I am busy buying presents, wrapping presents and spending a fortune sending them overseas before the cut off day. I am, as some of you may already know, a big fan of the postal service which each week delivers a letter to one of my grand-daughters – or in the case of the young ones in Thailand, both at the same time. It comes from having grown up in the countryside where the most exciting thing that happened each day was the delivery of the newspaper, accompanying bills and very occasionally, a letter. It was ‘somewhere else’ delivered to your sofa or your bed or wherever you read the words that someone had taken time to write to you. Now technology has hauled us into this magical time and these less immediate things are disappearing. I’m of the belief that all that’s propping up the postal service in New Zealand is courier post and truckloads of Christmas parcels. This morning when I went into my local Post Office there was a queue.

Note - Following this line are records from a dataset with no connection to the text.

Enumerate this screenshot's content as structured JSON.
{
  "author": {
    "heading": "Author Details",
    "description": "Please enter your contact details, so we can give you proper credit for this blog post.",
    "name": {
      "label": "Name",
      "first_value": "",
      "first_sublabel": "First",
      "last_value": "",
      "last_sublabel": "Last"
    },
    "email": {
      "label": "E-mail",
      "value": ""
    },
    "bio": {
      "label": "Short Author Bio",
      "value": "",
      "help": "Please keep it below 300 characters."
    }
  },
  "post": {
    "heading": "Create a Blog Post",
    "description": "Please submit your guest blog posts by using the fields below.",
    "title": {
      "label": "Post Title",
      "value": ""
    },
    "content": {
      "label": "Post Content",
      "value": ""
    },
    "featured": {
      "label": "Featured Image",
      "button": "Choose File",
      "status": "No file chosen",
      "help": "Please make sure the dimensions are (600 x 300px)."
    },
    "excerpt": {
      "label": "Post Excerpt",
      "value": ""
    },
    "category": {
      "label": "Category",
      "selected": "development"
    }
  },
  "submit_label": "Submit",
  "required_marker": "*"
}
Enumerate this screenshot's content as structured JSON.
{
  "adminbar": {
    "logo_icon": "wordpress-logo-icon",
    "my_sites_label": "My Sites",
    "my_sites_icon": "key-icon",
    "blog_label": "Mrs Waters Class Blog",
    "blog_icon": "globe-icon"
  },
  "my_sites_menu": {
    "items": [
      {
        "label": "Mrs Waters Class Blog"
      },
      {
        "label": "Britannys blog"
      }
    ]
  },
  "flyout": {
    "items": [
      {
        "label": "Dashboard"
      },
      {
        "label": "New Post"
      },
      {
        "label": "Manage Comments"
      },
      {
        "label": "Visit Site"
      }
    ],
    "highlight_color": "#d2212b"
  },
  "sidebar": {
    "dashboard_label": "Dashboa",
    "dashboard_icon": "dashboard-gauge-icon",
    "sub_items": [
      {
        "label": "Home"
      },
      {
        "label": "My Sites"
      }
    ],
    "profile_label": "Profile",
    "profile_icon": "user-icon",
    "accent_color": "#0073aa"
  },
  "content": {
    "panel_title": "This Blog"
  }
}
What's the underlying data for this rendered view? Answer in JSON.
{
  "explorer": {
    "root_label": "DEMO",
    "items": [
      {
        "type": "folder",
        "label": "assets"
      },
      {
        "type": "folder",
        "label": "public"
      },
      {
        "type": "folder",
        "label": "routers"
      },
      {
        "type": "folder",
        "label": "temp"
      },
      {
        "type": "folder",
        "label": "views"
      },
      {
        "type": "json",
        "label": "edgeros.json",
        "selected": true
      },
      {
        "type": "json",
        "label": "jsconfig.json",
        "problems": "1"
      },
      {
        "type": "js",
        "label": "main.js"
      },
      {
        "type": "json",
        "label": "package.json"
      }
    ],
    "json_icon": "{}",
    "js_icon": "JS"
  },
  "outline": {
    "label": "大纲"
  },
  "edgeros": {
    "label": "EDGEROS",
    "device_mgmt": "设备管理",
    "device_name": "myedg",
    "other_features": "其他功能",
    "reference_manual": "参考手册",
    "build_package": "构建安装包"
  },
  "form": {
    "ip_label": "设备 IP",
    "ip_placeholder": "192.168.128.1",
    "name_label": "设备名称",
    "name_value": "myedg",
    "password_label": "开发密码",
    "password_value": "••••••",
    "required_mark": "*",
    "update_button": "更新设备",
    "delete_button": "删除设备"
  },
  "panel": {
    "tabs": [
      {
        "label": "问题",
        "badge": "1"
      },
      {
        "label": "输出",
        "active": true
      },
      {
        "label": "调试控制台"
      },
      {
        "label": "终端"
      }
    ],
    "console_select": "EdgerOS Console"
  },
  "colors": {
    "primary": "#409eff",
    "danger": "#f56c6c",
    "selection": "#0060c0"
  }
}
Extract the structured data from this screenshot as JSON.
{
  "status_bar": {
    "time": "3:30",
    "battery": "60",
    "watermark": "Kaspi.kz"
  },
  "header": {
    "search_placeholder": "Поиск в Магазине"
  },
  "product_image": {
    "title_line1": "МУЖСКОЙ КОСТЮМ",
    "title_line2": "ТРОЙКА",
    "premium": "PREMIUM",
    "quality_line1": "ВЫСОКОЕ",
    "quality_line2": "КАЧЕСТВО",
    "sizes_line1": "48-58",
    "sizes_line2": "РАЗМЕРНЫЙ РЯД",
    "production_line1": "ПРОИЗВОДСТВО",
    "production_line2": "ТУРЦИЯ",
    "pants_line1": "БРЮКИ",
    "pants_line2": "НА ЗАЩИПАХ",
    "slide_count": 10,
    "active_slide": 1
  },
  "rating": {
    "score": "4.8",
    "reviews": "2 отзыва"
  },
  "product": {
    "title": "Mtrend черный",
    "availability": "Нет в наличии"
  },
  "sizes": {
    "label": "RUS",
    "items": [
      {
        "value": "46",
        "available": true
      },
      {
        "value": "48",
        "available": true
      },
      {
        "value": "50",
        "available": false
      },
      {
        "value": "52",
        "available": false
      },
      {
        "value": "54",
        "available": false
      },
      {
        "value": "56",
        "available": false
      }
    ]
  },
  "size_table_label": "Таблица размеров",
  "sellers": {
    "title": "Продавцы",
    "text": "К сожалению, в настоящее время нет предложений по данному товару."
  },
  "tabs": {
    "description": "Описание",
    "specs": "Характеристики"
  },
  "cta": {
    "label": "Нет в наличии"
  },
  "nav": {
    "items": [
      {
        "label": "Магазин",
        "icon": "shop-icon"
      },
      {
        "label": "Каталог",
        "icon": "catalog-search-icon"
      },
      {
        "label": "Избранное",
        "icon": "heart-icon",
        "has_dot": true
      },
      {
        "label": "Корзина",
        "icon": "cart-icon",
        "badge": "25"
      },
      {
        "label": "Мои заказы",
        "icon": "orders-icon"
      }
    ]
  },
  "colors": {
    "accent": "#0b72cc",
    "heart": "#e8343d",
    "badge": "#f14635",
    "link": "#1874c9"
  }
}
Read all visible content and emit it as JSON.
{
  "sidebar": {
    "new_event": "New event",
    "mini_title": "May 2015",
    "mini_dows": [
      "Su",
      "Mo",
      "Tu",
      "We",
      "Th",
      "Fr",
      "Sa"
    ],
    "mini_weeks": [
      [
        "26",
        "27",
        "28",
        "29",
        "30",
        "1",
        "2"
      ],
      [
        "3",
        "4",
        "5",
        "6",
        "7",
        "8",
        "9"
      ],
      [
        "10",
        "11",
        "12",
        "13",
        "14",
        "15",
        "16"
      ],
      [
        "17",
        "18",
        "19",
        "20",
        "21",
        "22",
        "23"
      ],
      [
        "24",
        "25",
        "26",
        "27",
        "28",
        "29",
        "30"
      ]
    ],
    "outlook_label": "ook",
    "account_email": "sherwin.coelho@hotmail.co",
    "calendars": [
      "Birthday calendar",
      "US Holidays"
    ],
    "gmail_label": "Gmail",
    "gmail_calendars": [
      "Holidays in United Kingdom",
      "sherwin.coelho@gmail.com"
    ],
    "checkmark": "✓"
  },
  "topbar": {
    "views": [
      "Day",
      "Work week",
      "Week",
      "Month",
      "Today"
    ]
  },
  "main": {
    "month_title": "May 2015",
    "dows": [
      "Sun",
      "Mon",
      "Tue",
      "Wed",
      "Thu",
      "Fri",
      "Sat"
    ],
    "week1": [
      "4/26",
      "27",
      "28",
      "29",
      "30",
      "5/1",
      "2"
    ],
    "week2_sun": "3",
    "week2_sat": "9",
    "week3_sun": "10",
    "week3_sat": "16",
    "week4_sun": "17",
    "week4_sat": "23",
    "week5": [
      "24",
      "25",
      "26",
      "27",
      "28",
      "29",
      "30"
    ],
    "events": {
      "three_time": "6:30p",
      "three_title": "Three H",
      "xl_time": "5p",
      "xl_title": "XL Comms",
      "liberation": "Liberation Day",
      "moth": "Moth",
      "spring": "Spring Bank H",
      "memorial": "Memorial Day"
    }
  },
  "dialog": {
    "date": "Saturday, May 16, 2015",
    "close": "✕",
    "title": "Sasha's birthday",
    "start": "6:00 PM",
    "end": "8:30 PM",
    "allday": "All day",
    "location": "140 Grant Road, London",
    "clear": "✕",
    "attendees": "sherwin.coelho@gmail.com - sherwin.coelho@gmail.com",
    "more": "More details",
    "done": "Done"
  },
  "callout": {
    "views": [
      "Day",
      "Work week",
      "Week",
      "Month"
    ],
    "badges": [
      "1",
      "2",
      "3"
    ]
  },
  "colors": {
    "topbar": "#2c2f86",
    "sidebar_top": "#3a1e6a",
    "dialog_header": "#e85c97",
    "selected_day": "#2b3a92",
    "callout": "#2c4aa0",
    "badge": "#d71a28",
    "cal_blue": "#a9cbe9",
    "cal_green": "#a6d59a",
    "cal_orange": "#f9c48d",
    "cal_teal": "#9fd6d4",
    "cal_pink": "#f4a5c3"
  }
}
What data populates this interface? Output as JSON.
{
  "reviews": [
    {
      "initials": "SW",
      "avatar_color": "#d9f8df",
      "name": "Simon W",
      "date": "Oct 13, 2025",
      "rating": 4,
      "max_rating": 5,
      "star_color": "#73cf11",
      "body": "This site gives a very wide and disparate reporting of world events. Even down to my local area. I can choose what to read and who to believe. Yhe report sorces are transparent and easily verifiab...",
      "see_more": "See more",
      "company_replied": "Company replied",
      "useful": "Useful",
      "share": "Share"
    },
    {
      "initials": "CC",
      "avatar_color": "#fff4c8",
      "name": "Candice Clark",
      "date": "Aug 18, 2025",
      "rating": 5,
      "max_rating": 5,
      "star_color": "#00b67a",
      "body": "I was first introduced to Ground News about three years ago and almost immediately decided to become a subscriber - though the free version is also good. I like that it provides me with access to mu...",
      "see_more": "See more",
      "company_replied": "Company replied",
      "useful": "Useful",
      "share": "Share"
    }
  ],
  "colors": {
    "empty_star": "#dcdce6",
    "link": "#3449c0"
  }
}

That set everyone on edge. What was happening? Why were these strangers in here posting parcels? And the strangers were just as annoyed because any other time they’d walked past and looked in, the place had been empty. Being an old hand, I bought two enormous plastic post bags. Not because I need them now but because I know they won’t be there next week when I go looking. Scarcity is one of the things I had to get used to when we came home from the UK. Here it’s assumed the supermarket will run out of it’s giveaways before the promotion is over and I firmly suspect it’s excatly the same for post bags. Today I was only posting birthday gifts but I do have the Christmas gifts laid out across the spare bed. I have the Thai pile that have to be in the post by the 27th; and two piles for Aussie which gives me until the 30th. When I got home with the bags I looked at the piles and realize I’d over-estimated the size I required so now I’m wondering how much extra it will cost to stuff them full of newspaper.
At Raewards I was talking (as you do), with a woman as we counted mandarines into our bags. She’d been impressed that I’d bought an orange for my Christmas cake. ‘I don’t make those anymore,’ she said as though it was a good thing. I should’ve agreed. The one I made last week was a complete disaster – and not the sort that could be brought back to life with a good soaking of brandy, but I’m willing to give it another shot. Neither of us was looking forward to the tree saga. What’s the point when there’ll be nothing much to go under it and no little girl to keep away from the tantilising low level decorations? I’m not exactly cancelling Christmas but there is hardly anything to look forward to with no 1am airport pickups and no 4 year old hurtling towards me as though she’s spent forever waiting to arrive. Having my mother at my table and seeing everyone via face time might pull it back from the brink, but it’s still not a proper one. I will have to remember how much fun it was that time we drove around an empty downtown London with gobs full of Minties and snow falling around us. That was a 2 person Christmas and it turned out ok. This year I know there is a good reason to be apart. Next year, if Covid gives us a break, I promise I’ll get out the tree. I suspect that poking all those branches back in and finding where the lights join up won’t be nearly as difficult as it used to be. Aroha.